Toni Braxton’s Lessons In Autism: “I Thought It Was Something I Had Done”
Toni Braxton is known as a highly successful R&B singer and songwriter. She has many accolades in the music industry selling over 67 million records, 41 million records and her accomplishments also include acting on Broadway and being a highly successful Executive Producer of several reality shows.
But, even with all of the successes Toni had in her career, as a mother she had to learn how to cope with her youngest son’s, Diezel, autism.
Diezel was diagnosed at age three, but Braxton shared with Fox and Friends that she recognized something was different much earlier. “As a mom I knew something was different about him when he was probably nine months old. By the time he became a year and a half I thought ‘He’s not developing like his older brother.’ It was inconclusive, and finally at three they said, ‘Yes, he’s autistic.'”

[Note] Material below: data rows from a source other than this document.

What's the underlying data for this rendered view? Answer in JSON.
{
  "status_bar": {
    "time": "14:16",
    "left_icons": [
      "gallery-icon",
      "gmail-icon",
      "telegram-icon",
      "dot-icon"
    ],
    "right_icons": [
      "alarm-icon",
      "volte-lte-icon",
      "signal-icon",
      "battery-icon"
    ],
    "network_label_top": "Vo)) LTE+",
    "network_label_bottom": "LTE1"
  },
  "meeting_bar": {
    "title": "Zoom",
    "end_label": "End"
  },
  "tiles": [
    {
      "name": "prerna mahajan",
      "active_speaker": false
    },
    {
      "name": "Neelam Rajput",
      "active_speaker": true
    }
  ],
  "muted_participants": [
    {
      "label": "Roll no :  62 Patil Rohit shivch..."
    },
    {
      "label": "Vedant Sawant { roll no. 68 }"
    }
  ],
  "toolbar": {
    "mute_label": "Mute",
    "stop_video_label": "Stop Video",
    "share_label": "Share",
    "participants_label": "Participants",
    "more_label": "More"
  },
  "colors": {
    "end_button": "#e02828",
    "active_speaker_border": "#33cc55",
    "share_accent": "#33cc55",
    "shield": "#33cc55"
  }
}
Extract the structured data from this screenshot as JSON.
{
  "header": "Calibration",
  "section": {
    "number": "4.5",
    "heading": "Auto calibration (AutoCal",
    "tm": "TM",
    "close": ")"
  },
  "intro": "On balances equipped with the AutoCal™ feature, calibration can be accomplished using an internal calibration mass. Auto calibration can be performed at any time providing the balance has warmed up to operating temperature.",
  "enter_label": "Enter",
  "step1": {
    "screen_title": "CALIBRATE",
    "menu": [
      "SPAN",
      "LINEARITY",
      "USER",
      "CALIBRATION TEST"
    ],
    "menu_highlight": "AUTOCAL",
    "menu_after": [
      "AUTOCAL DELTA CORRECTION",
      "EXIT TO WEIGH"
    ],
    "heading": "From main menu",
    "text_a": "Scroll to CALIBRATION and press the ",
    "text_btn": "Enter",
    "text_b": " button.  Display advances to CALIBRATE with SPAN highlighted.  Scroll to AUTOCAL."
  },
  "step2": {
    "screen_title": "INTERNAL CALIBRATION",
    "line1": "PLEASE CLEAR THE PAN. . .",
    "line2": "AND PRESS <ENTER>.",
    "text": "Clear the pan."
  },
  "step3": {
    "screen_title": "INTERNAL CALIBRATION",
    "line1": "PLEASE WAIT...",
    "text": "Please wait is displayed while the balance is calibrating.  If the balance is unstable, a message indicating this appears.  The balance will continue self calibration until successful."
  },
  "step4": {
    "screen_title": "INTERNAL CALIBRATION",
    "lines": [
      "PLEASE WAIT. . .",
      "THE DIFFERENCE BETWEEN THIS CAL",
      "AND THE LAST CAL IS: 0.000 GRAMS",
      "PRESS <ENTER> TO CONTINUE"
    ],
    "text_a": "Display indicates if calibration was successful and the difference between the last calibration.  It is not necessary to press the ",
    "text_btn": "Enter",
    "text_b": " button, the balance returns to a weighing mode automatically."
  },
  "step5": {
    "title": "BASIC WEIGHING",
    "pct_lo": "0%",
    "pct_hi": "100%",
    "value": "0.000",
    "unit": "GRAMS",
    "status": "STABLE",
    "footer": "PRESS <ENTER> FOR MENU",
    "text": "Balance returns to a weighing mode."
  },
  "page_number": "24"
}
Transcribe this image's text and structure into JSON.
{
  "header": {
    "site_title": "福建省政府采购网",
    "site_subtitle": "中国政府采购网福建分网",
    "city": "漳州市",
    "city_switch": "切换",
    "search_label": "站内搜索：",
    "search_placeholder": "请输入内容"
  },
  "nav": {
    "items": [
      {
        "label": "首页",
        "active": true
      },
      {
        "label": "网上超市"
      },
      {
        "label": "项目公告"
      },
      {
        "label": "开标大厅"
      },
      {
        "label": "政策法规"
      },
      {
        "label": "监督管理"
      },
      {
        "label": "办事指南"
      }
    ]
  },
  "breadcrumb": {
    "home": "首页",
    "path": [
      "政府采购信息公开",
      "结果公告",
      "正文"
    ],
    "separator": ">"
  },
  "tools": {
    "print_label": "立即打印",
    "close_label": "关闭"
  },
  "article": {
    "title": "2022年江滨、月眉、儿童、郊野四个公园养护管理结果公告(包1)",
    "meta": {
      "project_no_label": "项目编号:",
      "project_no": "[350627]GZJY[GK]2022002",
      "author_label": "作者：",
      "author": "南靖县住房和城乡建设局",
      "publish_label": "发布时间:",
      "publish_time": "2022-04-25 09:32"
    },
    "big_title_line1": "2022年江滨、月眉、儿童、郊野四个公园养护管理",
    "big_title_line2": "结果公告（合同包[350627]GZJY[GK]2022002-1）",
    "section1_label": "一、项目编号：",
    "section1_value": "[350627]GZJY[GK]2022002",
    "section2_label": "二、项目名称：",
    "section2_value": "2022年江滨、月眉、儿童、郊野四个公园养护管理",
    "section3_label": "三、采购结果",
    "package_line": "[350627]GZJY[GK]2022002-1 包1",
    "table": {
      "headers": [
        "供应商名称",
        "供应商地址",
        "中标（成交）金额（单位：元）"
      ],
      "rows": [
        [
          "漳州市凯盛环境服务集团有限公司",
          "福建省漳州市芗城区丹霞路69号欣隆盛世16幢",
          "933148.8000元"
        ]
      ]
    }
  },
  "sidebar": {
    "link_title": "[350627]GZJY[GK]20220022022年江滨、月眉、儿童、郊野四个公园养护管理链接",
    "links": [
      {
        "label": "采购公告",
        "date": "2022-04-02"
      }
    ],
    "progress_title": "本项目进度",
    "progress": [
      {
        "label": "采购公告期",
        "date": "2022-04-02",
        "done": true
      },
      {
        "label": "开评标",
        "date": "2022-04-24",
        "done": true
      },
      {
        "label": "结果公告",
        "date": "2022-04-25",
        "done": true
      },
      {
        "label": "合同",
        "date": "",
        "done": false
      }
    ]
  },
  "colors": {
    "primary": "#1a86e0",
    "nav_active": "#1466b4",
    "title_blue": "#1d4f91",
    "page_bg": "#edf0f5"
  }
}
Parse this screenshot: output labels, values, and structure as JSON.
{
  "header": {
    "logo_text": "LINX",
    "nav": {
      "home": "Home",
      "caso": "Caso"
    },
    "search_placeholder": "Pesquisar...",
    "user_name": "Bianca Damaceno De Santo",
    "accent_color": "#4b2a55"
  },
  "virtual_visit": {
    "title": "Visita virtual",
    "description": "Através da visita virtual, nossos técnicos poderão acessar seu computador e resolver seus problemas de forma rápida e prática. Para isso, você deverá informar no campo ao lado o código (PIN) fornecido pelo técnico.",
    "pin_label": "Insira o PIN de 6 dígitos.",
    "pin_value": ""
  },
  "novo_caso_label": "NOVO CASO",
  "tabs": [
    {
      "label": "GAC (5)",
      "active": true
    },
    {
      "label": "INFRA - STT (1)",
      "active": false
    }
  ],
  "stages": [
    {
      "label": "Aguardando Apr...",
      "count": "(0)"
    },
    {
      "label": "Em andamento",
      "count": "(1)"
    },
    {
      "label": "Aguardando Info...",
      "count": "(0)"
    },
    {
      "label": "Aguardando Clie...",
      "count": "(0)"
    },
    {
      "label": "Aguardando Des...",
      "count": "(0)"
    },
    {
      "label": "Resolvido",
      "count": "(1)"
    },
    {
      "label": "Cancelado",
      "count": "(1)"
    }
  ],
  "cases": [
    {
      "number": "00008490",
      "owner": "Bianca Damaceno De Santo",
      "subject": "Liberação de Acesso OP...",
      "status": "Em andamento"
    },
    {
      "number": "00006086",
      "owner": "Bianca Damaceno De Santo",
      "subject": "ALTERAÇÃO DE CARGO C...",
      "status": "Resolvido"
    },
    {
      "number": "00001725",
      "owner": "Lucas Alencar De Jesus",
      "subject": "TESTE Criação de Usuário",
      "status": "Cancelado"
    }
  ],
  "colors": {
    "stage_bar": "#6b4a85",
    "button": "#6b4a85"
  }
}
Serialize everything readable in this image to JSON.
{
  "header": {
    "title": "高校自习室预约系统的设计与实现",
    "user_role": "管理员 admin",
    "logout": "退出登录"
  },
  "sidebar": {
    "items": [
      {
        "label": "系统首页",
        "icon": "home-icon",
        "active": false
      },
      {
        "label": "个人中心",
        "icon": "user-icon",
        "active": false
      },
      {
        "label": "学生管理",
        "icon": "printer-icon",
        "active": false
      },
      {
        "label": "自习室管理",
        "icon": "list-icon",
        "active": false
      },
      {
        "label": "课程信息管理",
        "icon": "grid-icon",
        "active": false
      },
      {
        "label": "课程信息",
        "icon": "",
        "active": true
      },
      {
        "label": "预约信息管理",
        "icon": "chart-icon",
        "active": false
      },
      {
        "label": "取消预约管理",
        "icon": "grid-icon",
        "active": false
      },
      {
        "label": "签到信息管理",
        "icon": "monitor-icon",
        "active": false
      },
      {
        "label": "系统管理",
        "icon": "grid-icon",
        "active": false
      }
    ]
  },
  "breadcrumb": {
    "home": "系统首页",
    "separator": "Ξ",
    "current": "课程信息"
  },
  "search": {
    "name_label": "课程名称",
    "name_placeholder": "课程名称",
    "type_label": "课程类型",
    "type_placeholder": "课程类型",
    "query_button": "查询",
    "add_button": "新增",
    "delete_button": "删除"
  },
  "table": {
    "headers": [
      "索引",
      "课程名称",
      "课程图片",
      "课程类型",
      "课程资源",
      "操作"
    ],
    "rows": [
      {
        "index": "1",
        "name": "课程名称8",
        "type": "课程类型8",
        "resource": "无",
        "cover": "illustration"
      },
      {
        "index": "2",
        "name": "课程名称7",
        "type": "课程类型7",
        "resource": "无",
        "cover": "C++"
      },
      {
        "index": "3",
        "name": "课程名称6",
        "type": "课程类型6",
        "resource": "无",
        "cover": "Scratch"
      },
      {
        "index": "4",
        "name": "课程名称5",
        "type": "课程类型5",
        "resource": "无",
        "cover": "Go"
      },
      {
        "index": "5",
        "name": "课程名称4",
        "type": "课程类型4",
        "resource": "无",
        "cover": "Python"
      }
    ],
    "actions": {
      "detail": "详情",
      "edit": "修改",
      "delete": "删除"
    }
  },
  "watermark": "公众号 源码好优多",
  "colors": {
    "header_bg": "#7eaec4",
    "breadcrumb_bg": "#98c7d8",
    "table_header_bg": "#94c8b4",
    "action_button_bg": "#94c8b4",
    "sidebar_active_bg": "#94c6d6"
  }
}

As a parent who may have a child with autism, you may be scared and wonder what you can do to help your child when you find out that your child has this diagnosis.
While having a child with autism can present some challenges, this diagnosis does not mean that they cannot have a high quality of life.
Here are some things you can learn from Toni Braxton as you help yourself and your child navigate through an autism diagnosis:
Don’t blame yourself.
Toni Braxton, upon learning her son had been diagnosed with autism, initially blamed herself. Braxton told the site She Knows, “I felt sorry for myself for a long time and I blamed myself. I thought it was something I had done.” But, it wasn’t her fault and it’s not yours.
According to the Centers for Disease Control and Prevention (CDC), there has been an ten-fold increase of autism prevalence in the last 40 years. Autism is 4-5 times more common among boys than girls. There are 3 million individuals in the U.S. and tens of millions worldwide who have autism.
Much was not previously known about what causes autism. But, research is showing that environmental influences, rare gene changes or mutations cause autism, which impacts early brain development. Bottom line, if your child receives a diagnosis of autism, it is not your fault. Autism is caused by factors that are outside of your control.